The home furnishings collections were the first of hundreds of products to bear the Cardin name or logo, including three automobiles and even an airplane; in 1986, Women’s Wear Daily reported more than 800 licensees. Cardin was widely criticized for diluting his image and that of couture fashion. Still, the licensing proved enormously profitable, earning the designer at one point a reported $10 million in annual income. The licensed furnishings were made for only about five years, but more than 300 licenses are still active today (the custom furniture endeavor also continues).
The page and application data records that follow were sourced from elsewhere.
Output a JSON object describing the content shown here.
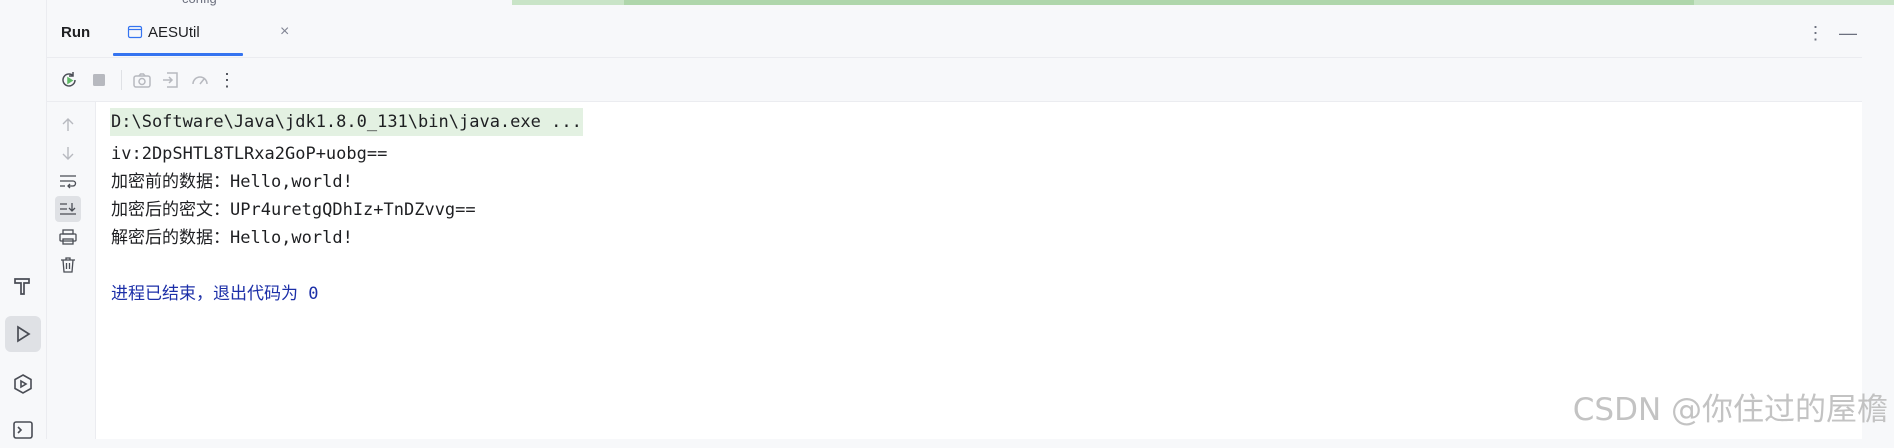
{
  "editor_breadcrumb": "config",
  "run_panel": {
    "title": "Run",
    "tab": {
      "label": "AESUtil",
      "icon": "java-class-file-icon"
    },
    "header_icons": [
      "more-options-icon",
      "minimize-icon"
    ]
  },
  "toolbar": {
    "icons": [
      "rerun-icon",
      "stop-icon",
      "camera-icon",
      "restore-layout-icon",
      "coverage-icon",
      "more-options-icon"
    ]
  },
  "gutter": {
    "icons": [
      "arrow-up-icon",
      "arrow-down-icon",
      "soft-wrap-icon",
      "scroll-to-end-icon",
      "print-icon",
      "delete-icon"
    ]
  },
  "console": {
    "command": "D:\\Software\\Java\\jdk1.8.0_131\\bin\\java.exe ...",
    "lines": [
      "iv:2DpSHTL8TLRxa2GoP+uobg==",
      "加密前的数据：Hello,world!",
      "加密后的密文：UPr4uretgQDhIz+TnDZvvg==",
      "解密后的数据：Hello,world!"
    ],
    "exit_message": "进程已结束，退出代码为 0"
  },
  "left_strip": {
    "icons": [
      "build-hammer-icon",
      "run-icon",
      "services-icon",
      "terminal-icon"
    ]
  },
  "watermark": "CSDN @你住过的屋檐",
  "colors": {
    "accent": "#3574f0",
    "command_highlight": "#e3f1e2",
    "exit_text": "#1c2fa8",
    "panel_bg": "#f7f8fa"
  }
}
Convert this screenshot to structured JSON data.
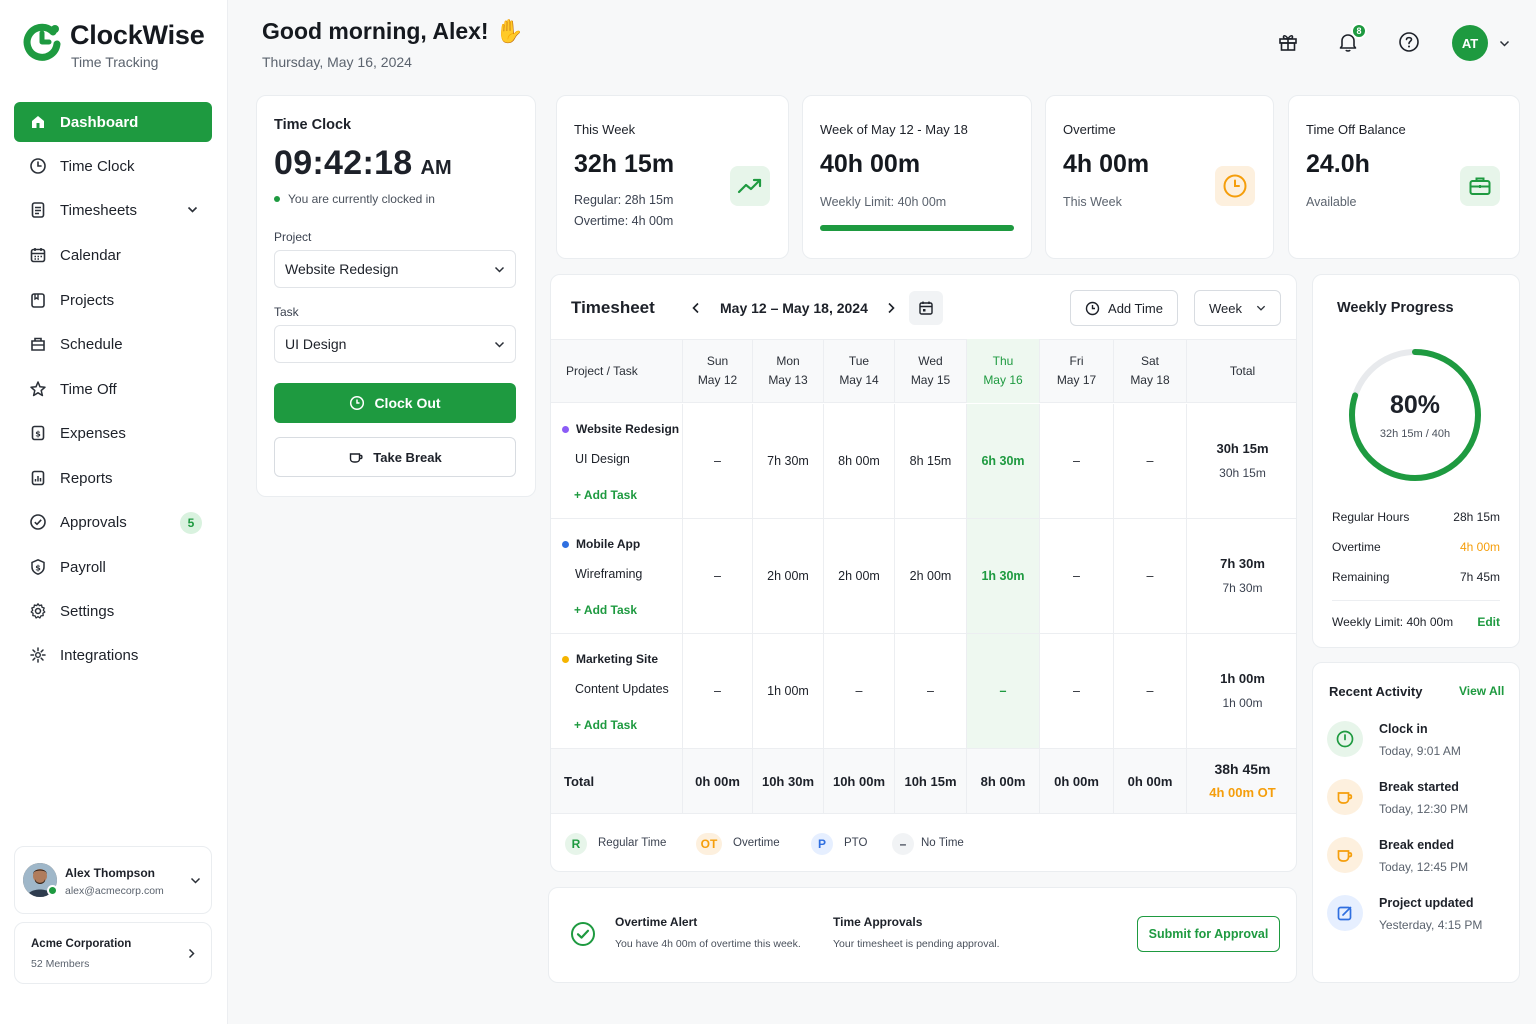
{
  "app": {
    "name": "ClockWise",
    "subtitle": "Time Tracking"
  },
  "sidebar": {
    "items": [
      {
        "label": "Dashboard",
        "icon": "home-icon"
      },
      {
        "label": "Time Clock",
        "icon": "clock-icon"
      },
      {
        "label": "Timesheets",
        "icon": "document-icon"
      },
      {
        "label": "Calendar",
        "icon": "calendar-icon"
      },
      {
        "label": "Projects",
        "icon": "folder-icon"
      },
      {
        "label": "Schedule",
        "icon": "schedule-icon"
      },
      {
        "label": "Time Off",
        "icon": "star-icon"
      },
      {
        "label": "Expenses",
        "icon": "receipt-icon"
      },
      {
        "label": "Reports",
        "icon": "report-icon"
      },
      {
        "label": "Approvals",
        "icon": "check-circle-icon",
        "badge": "5"
      },
      {
        "label": "Payroll",
        "icon": "dollar-icon"
      },
      {
        "label": "Settings",
        "icon": "gear-icon"
      },
      {
        "label": "Integrations",
        "icon": "puzzle-icon"
      }
    ],
    "user": {
      "name": "Alex Thompson",
      "email": "alex@acmecorp.com"
    },
    "org": {
      "name": "Acme Corporation",
      "members": "52 Members"
    }
  },
  "header": {
    "greeting": "Good morning, Alex!",
    "date": "Thursday, May 16, 2024",
    "notifications": "8",
    "avatar_initials": "AT"
  },
  "time_clock": {
    "title": "Time Clock",
    "time": "09:42:18",
    "ampm": "AM",
    "status": "You are currently clocked in",
    "project_label": "Project",
    "project_value": "Website Redesign",
    "task_label": "Task",
    "task_value": "UI Design",
    "clock_out": "Clock Out",
    "take_break": "Take Break"
  },
  "stats": {
    "this_week": {
      "label": "This Week",
      "value": "32h 15m",
      "regular": "Regular: 28h 15m",
      "overtime": "Overtime: 4h 00m"
    },
    "week_range": {
      "label": "Week of May 12 - May 18",
      "value": "40h 00m",
      "limit": "Weekly Limit: 40h 00m",
      "progress": 1.0
    },
    "overtime": {
      "label": "Overtime",
      "value": "4h 00m",
      "sub": "This Week"
    },
    "time_off": {
      "label": "Time Off Balance",
      "value": "24.0h",
      "sub": "Available"
    }
  },
  "timesheet": {
    "title": "Timesheet",
    "range": "May 12 – May 18, 2024",
    "add_time": "Add Time",
    "view": "Week",
    "col_project": "Project / Task",
    "col_total": "Total",
    "days": [
      {
        "d": "Sun",
        "date": "May 12"
      },
      {
        "d": "Mon",
        "date": "May 13"
      },
      {
        "d": "Tue",
        "date": "May 14"
      },
      {
        "d": "Wed",
        "date": "May 15"
      },
      {
        "d": "Thu",
        "date": "May 16"
      },
      {
        "d": "Fri",
        "date": "May 17"
      },
      {
        "d": "Sat",
        "date": "May 18"
      }
    ],
    "rows": [
      {
        "project": "Website Redesign",
        "color": "#8b5cf6",
        "task": "UI Design",
        "add": "+ Add Task",
        "values": [
          "–",
          "7h 30m",
          "8h 00m",
          "8h 15m",
          "6h 30m",
          "–",
          "–"
        ],
        "total": "30h 15m",
        "subtotal": "30h 15m"
      },
      {
        "project": "Mobile App",
        "color": "#2f6fe0",
        "task": "Wireframing",
        "add": "+ Add Task",
        "values": [
          "–",
          "2h 00m",
          "2h 00m",
          "2h 00m",
          "1h 30m",
          "–",
          "–"
        ],
        "total": "7h 30m",
        "subtotal": "7h 30m"
      },
      {
        "project": "Marketing Site",
        "color": "#f5b400",
        "task": "Content Updates",
        "add": "+ Add Task",
        "values": [
          "–",
          "1h 00m",
          "–",
          "–",
          "–",
          "–",
          "–"
        ],
        "total": "1h 00m",
        "subtotal": "1h 00m"
      }
    ],
    "totals": {
      "label": "Total",
      "values": [
        "0h 00m",
        "10h 30m",
        "10h 00m",
        "10h 15m",
        "8h 00m",
        "0h 00m",
        "0h 00m"
      ],
      "total": "38h 45m",
      "ot": "4h 00m OT"
    },
    "legend": [
      {
        "badge": "R",
        "label": "Regular Time"
      },
      {
        "badge": "OT",
        "label": "Overtime"
      },
      {
        "badge": "P",
        "label": "PTO"
      },
      {
        "badge": "–",
        "label": "No Time"
      }
    ]
  },
  "alerts": {
    "overtime_title": "Overtime Alert",
    "overtime_text": "You have 4h 00m of overtime this week.",
    "approval_title": "Time Approvals",
    "approval_text": "Your timesheet is pending approval.",
    "submit": "Submit for Approval"
  },
  "weekly_progress": {
    "title": "Weekly Progress",
    "percent_label": "80%",
    "percent": 0.8,
    "sub": "32h 15m / 40h",
    "rows": [
      {
        "label": "Regular Hours",
        "value": "28h 15m"
      },
      {
        "label": "Overtime",
        "value": "4h 00m"
      },
      {
        "label": "Remaining",
        "value": "7h 45m"
      }
    ],
    "limit": "Weekly Limit: 40h 00m",
    "edit": "Edit"
  },
  "activity": {
    "title": "Recent Activity",
    "view_all": "View All",
    "items": [
      {
        "title": "Clock in",
        "time": "Today, 9:01 AM"
      },
      {
        "title": "Break started",
        "time": "Today, 12:30 PM"
      },
      {
        "title": "Break ended",
        "time": "Today, 12:45 PM"
      },
      {
        "title": "Project updated",
        "time": "Yesterday, 4:15 PM"
      }
    ]
  },
  "colors": {
    "brand": "#1e9a40",
    "orange": "#f59e0b",
    "blue": "#2f6fe0",
    "highlight": "#eef8f0"
  }
}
Cardin also expanded into hospitality, purchasing Maxim’s in 1981 and opening branches of the chic and popular Parisian restaurant in other cities, as well as adding a hotel division. His personal life was glamorous too. He threw lavish parties at his Bubble Palace (Le Palais Bulles), which he purchased in 1992 and transformed over 14 years with Hungarian architect Antti Lovag into a complex of 10 interconnected bubble-shape terracotta structures. The estate, on an expansive hilltop site overlooking the Mediterranean near Cannes, includes three pools, landscaped gardens and a 500-seat amphitheater. Cardin also owns a castle in Provence formerly inhabited by the Marquis de Sade and a Venice palazzo supposedly once owned by Casanova.
Cardin has been the subject of several books and exhibitions at major museums, including New York’s Metropolitan Museum of Art, London’s Victoria and Albert and the Museum of Fine Arts in Montreal.
The Brooklyn exhibition, which runs through January 5, 2020, proceeds more or less chronologically, beginning with the first Cardin collection. It includes famous pieces like his Bubble, Target and Car Wash dresses and Cosmocorps unisex clothing and highlights the designer’s use of new materials like vinyl and heat-molded Cardine (his own invention) along with his clothing incorporating LED lights and glittery evening wear. There are no licensed designs. The furniture, all custom designs, primarily in high-gloss lacquered wood, include a credenza, desk and cabinet. The most recent objects represent Cardin’s ideas for men’s and women’s wear in 2019. “He’s so smart, and still dreaming,” Yokobosky says.
“I do not believe there has ever been a name as important as Pierre Cardin in the general history of couture,” the designer, never one for false modesty, has said. Cardin’s importance relative to other couturiers may be open to argument. But the universal recognition of his name and accomplishments cannot be denied.